Exercise requirements | For the records below, tally the lines that include the word "Ctrl" and report the number alone.

Materials provided |
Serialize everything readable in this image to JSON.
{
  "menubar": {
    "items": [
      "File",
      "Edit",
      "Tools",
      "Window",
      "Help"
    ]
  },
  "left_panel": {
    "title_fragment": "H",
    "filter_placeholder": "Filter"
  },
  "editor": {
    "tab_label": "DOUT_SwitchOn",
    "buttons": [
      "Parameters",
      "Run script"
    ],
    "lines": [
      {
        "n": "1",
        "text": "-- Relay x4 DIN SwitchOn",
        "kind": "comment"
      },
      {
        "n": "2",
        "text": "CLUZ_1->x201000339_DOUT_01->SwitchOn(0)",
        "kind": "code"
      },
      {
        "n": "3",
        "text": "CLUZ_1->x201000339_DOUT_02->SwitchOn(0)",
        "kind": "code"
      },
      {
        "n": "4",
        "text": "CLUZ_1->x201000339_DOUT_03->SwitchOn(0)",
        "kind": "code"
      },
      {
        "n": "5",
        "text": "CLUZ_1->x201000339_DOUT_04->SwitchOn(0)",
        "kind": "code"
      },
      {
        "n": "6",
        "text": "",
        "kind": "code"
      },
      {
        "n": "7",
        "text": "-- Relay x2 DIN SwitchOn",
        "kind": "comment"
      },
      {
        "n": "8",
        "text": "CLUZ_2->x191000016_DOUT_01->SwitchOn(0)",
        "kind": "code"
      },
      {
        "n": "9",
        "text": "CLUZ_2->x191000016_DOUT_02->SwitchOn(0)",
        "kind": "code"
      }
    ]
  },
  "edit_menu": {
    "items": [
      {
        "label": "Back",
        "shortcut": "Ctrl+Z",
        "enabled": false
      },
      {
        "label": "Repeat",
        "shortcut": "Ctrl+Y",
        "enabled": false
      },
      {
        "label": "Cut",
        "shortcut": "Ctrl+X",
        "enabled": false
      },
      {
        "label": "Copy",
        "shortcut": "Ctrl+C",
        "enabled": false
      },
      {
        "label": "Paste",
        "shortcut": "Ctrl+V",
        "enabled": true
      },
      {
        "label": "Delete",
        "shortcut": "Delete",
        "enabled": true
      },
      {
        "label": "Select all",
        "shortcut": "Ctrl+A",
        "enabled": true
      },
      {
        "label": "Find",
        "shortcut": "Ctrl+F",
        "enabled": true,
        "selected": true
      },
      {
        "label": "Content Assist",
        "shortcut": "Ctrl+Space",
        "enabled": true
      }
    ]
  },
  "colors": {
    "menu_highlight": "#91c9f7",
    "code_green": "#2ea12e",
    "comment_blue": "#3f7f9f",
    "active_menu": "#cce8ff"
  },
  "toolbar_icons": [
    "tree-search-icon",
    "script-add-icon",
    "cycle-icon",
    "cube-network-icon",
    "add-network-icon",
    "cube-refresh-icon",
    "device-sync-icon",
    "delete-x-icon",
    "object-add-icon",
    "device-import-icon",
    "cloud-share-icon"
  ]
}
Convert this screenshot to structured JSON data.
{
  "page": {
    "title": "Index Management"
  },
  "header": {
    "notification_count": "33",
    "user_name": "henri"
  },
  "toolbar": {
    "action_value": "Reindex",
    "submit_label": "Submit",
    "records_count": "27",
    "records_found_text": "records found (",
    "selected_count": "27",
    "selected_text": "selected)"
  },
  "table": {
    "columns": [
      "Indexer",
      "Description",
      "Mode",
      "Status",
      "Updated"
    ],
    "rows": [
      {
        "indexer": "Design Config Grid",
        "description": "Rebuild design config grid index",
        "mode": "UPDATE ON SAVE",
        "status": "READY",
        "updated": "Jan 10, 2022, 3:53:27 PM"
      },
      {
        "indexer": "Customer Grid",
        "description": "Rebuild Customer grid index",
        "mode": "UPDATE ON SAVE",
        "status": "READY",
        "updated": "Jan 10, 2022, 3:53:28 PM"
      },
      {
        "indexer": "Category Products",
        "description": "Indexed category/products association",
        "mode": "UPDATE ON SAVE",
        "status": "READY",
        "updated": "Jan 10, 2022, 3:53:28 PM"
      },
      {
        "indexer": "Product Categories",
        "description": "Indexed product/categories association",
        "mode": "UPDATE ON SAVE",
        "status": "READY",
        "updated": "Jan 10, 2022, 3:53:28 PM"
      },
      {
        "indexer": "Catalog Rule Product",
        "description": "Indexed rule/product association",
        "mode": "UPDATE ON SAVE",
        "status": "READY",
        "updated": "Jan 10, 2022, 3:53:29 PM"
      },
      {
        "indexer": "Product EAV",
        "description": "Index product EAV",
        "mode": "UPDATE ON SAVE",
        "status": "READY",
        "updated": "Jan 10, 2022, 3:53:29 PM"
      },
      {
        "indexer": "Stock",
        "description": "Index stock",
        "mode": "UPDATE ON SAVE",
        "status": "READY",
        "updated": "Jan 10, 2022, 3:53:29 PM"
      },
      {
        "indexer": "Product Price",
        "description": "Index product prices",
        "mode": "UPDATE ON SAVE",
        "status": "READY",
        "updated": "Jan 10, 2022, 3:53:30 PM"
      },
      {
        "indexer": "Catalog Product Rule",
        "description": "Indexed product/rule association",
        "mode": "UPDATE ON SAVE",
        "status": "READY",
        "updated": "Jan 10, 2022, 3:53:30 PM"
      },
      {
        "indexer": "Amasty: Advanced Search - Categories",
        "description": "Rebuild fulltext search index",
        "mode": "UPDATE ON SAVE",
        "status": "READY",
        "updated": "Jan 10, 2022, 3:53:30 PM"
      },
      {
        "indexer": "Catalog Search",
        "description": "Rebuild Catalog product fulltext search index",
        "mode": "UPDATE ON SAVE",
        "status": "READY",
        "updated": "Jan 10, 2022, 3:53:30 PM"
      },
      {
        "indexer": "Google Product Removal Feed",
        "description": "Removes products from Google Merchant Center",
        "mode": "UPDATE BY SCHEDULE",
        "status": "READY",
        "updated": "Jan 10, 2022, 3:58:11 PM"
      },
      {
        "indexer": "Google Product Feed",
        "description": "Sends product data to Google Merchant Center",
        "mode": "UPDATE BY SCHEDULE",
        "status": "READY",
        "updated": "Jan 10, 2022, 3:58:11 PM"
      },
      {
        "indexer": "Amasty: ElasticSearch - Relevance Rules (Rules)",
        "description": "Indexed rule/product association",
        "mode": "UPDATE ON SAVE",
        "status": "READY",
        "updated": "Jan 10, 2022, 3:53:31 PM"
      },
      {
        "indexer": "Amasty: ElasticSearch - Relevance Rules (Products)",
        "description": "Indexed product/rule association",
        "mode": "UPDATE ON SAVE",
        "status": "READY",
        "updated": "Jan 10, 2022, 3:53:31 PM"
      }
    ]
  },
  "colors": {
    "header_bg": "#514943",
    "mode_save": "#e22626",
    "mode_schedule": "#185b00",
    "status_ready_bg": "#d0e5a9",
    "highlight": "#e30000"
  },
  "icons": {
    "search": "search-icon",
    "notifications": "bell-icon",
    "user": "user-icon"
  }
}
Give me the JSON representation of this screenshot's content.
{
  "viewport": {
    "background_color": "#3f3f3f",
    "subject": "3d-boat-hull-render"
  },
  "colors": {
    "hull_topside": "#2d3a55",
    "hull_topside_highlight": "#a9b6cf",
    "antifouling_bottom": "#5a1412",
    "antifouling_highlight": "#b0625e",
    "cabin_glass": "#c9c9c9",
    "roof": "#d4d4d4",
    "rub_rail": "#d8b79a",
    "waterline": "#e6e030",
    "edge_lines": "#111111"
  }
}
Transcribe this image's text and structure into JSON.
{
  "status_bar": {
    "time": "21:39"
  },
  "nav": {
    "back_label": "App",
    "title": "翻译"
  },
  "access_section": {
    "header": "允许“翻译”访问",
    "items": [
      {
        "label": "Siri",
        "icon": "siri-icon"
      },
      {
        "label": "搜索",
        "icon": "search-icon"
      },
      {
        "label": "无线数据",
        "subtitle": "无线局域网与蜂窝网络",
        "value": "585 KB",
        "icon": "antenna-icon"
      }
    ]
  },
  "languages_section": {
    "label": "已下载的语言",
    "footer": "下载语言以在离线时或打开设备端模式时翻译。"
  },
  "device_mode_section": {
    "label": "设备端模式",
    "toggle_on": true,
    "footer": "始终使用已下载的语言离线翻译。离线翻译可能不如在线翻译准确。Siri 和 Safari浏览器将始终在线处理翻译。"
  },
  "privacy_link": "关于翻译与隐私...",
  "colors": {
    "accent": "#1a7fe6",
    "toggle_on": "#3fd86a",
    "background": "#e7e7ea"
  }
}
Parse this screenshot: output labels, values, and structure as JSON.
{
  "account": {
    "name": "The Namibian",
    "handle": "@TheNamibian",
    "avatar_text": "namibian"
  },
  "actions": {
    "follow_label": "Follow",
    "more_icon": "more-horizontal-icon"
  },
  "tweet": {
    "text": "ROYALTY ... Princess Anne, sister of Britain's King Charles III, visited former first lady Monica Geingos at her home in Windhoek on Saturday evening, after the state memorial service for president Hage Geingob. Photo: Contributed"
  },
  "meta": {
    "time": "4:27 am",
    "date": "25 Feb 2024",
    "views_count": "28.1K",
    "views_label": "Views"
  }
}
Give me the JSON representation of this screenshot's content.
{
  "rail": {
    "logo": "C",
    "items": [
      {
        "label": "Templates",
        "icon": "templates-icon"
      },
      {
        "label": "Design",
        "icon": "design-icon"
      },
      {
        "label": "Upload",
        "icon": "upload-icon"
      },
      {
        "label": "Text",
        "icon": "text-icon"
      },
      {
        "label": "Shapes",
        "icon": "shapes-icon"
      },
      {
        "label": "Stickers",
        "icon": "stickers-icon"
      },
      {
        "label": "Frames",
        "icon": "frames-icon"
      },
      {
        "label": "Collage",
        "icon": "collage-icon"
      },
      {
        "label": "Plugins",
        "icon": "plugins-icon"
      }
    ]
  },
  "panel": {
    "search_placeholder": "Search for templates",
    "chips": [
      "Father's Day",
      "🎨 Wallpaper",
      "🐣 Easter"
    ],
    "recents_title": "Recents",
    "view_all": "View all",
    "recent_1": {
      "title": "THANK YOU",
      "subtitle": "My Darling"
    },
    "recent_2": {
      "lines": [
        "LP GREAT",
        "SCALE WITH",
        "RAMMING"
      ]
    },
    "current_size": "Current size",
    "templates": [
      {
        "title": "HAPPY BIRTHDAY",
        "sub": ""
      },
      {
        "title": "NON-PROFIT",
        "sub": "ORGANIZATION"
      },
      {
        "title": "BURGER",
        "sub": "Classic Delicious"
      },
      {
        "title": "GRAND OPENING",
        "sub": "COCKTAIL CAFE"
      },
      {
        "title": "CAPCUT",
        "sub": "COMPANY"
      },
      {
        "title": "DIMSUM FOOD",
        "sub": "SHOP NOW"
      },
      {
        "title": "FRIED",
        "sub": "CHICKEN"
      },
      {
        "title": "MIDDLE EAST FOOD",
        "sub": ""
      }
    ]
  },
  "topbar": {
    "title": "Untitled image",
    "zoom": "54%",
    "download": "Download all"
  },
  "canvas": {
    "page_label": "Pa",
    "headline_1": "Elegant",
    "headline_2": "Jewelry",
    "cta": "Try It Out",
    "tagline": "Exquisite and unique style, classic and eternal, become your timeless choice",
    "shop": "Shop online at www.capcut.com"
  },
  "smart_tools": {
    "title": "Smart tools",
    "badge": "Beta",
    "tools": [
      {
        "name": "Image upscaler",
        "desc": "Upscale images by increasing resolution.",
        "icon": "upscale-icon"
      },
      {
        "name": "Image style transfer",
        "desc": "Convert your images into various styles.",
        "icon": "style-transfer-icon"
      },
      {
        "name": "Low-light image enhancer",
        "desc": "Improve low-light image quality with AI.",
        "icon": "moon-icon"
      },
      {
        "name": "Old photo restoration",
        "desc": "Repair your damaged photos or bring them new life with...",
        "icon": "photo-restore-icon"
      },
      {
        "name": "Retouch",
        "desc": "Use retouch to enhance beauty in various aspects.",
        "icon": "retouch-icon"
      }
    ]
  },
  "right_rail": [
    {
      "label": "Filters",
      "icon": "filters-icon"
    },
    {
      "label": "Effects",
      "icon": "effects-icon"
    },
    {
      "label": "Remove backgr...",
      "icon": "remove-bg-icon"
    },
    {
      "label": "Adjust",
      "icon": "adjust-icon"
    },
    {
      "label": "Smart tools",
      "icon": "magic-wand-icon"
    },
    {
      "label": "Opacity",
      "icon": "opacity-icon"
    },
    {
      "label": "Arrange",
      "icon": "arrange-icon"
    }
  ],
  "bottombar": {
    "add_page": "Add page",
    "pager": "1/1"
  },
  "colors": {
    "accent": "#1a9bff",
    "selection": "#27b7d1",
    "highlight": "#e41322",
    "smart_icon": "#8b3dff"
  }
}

Response area | 8